Blizzard has given each hero their own personality both in terms of gameplay and presentation. The visual design of each hero is consistent with how they play. Tracer is on the small side of the hero roster and wields two small pistols. Her backstory says she was a test pilot for teleportation aircraft. Everything we see from Tracer in the trailers, from her abilities to her upbeat personality, is reflected in game. She plays fast and is great for flanking. Her pistols don’t do much damage, small guns generally don’t, but they are used to distract and hinder the enemy team. Even her audio voice lines are always cheerful and optimistic no matter the situation. This synergy between visual design and gameplay may not seem important but it is. Allowing a new player to get a feel for a hero from looking at them on the character select screen makes Overwatch very accessible and less intimidating for newcomers.
Overwatch is great and it is really popular right now, but the true test will be how long it can keep people playing. Once the novelty of Overwatch wears off will it still be fun after the 900th match? I think only time will tell. Blizzard’s first test will be competitive mode which launches in about a month. Having a rewarding competitive mode will do wonders for Overwatch’s long-term player interest. Blizzard’s other silver bullet is their DLC plan. All future maps and heroes will be free for all players. Keeping the player base unfragmented is a bold, player-first move.
That being said, I do think there are some problems with Overwatch. The biggest is the price point. On the gameplay side Overwatch is easily compared to Team Fortress 2 while their overall strategy is more in line with League of Legends. With a big unfragmented player base and a huge e-sports push Overwatch is attempting to recreate the global phenomenon League has become. There is one huge problem. TF2 and League are free to play. Overwatch is asking sixty dollars. As much fun as Overwatch is I have a hard time condoning a sixty dollar price point for an online-only game. In addition to sixty dollars Overwatch offers micro transactions in the form of loot crates. Yes, it is all cosmetic stuff that doesn’t affect the gameplay but I don’t think that matters. This is still a sixty dollar game locking some of its content behind luck-based microtransactions. And yes, I know you can also earn loot crates by playing the game and use in-game currency to buy skins etc.
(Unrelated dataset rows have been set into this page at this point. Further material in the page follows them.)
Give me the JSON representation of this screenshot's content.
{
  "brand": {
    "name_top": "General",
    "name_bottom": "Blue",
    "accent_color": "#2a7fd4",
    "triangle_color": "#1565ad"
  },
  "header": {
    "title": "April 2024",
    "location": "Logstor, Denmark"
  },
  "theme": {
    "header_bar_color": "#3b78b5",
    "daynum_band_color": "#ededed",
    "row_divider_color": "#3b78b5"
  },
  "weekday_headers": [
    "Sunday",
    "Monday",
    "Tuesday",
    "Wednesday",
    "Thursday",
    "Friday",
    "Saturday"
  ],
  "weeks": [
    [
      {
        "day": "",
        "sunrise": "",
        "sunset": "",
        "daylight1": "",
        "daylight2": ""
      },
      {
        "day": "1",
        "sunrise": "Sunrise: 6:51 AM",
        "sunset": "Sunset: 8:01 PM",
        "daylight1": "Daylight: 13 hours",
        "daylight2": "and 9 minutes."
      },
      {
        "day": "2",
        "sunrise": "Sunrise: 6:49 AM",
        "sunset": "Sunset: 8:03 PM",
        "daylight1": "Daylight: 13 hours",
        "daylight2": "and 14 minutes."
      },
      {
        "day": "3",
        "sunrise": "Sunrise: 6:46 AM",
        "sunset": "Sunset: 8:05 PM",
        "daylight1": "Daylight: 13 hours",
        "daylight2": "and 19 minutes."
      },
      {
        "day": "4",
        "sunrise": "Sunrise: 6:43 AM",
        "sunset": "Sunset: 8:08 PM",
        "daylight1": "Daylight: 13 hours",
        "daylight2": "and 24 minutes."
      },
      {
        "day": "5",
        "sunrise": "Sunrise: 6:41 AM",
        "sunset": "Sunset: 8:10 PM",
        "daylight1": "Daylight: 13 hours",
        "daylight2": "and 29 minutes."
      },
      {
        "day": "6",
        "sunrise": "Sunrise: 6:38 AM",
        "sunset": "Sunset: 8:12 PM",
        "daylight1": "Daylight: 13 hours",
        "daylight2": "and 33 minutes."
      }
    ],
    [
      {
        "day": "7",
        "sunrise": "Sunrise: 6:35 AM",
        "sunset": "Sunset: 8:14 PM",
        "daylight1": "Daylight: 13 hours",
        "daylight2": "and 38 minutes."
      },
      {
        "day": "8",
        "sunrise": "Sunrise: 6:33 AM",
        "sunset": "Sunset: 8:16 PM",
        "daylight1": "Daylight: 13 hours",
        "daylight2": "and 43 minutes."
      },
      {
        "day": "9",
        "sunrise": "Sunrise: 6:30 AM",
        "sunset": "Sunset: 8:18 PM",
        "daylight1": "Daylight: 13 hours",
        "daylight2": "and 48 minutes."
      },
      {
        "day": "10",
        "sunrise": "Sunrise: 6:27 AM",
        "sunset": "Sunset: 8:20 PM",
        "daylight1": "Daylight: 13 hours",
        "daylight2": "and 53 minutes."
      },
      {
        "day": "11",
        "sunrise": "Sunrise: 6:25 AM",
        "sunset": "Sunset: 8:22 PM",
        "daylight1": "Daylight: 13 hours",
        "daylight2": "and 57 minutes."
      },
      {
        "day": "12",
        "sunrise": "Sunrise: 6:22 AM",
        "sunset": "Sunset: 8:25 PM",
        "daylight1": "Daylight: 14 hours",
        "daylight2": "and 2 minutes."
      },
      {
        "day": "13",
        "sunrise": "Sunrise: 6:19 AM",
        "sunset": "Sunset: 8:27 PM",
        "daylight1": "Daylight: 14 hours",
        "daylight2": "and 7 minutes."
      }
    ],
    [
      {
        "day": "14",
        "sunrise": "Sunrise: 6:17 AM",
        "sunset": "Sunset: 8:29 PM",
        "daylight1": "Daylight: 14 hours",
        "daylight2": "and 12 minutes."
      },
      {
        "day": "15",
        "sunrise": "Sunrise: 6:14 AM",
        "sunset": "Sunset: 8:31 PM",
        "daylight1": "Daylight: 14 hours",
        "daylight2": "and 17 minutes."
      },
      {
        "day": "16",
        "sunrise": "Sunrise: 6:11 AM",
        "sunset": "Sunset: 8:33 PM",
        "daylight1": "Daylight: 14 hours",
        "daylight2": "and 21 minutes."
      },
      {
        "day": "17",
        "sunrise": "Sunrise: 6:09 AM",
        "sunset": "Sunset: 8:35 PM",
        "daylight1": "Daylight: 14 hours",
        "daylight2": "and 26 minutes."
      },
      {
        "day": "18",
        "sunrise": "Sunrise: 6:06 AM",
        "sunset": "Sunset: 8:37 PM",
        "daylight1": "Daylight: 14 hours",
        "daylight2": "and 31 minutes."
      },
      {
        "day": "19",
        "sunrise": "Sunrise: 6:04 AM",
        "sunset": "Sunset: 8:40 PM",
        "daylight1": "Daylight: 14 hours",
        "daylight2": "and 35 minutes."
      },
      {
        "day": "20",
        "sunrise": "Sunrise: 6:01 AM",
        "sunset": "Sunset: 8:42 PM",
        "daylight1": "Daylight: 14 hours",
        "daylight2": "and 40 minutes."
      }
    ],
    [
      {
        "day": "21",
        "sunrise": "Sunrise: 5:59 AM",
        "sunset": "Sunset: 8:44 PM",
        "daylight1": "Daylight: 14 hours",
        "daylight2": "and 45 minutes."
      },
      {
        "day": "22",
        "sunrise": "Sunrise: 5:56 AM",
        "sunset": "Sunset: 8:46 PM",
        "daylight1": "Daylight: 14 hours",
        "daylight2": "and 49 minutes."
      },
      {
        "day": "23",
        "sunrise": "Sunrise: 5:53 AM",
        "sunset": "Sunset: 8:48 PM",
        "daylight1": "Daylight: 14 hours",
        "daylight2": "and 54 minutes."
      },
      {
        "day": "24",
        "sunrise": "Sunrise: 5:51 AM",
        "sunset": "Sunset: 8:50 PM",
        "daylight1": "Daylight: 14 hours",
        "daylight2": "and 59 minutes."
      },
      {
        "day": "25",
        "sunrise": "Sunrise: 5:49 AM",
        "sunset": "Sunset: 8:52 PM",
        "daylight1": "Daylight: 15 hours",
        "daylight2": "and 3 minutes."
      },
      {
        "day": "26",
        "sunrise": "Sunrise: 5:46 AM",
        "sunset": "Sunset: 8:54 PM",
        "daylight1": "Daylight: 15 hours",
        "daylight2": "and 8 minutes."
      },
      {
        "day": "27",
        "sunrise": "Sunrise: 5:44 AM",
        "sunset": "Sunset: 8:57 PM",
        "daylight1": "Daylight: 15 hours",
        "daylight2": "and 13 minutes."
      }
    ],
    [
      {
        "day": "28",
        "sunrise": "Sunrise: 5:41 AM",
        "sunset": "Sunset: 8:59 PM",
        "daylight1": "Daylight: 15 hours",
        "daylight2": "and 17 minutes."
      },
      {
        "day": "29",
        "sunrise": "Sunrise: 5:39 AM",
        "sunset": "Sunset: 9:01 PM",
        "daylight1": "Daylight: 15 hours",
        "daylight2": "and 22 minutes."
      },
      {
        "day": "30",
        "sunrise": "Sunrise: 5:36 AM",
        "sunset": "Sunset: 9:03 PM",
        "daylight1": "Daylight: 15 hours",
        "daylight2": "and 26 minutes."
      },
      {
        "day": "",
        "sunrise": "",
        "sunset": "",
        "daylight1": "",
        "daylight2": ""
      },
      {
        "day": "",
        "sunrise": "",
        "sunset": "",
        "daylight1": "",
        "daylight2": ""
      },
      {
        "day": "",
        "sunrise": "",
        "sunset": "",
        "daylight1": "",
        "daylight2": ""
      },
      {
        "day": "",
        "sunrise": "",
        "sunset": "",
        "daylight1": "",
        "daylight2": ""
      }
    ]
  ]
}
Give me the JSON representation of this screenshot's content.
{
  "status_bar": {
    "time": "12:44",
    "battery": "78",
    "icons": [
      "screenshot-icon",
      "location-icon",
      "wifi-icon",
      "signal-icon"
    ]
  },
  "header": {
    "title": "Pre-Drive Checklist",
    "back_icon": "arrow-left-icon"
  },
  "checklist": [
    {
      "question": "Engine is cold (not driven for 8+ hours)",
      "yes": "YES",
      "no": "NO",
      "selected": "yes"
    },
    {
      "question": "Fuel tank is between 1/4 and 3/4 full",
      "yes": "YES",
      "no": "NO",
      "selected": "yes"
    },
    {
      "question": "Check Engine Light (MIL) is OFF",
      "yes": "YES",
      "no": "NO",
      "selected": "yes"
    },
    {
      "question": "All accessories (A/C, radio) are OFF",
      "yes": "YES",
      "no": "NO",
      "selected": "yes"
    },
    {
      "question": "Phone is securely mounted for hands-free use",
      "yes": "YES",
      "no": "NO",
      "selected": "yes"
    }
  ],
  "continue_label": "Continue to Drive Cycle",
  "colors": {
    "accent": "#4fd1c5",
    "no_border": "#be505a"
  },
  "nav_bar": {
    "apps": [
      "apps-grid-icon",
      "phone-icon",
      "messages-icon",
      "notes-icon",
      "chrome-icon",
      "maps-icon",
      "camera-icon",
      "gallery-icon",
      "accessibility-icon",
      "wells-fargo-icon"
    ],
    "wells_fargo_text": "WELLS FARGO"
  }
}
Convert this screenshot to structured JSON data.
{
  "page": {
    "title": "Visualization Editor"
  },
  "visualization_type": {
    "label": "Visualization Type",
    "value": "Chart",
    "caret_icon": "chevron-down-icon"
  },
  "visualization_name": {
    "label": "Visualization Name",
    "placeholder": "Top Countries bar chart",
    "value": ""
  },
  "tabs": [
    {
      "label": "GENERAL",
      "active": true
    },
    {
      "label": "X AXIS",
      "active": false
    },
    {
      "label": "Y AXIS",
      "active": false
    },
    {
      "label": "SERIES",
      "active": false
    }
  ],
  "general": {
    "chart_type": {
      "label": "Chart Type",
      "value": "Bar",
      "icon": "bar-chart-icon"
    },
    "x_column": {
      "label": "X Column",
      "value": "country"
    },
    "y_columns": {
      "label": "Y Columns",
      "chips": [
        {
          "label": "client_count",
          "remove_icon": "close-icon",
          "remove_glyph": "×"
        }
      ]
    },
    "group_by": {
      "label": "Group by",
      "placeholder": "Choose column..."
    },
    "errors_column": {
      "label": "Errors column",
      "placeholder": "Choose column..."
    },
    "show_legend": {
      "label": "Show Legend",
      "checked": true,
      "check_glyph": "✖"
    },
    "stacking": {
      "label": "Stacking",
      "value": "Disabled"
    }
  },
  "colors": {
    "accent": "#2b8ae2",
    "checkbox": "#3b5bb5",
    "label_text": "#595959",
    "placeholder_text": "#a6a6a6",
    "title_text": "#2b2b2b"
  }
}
But the in game currency can only be earned through the loot crates themselves which defeats the purpose of it entirely. You can’t grind for the currency to get that awesome Mercy skin because it is all up to chance. Because of this the progression system is not rewarding at all. I don’t feel like I am working toward anything besides a bigger number next to my player icon. Blizzard could easily solve this by giving each player a tiny bit of currency after each match. As much hate as Call of Duty gets their progression system works. I always felt like I was working toward something. However, in Overwatch I brace myself for disappointment every time I open a loot box.
Overall, the future looks bright for Overwatch. If you want to relive classic FPS multiplayer days, or you want to try something new, Overwatch is one of the best multiplayer games to come out in years.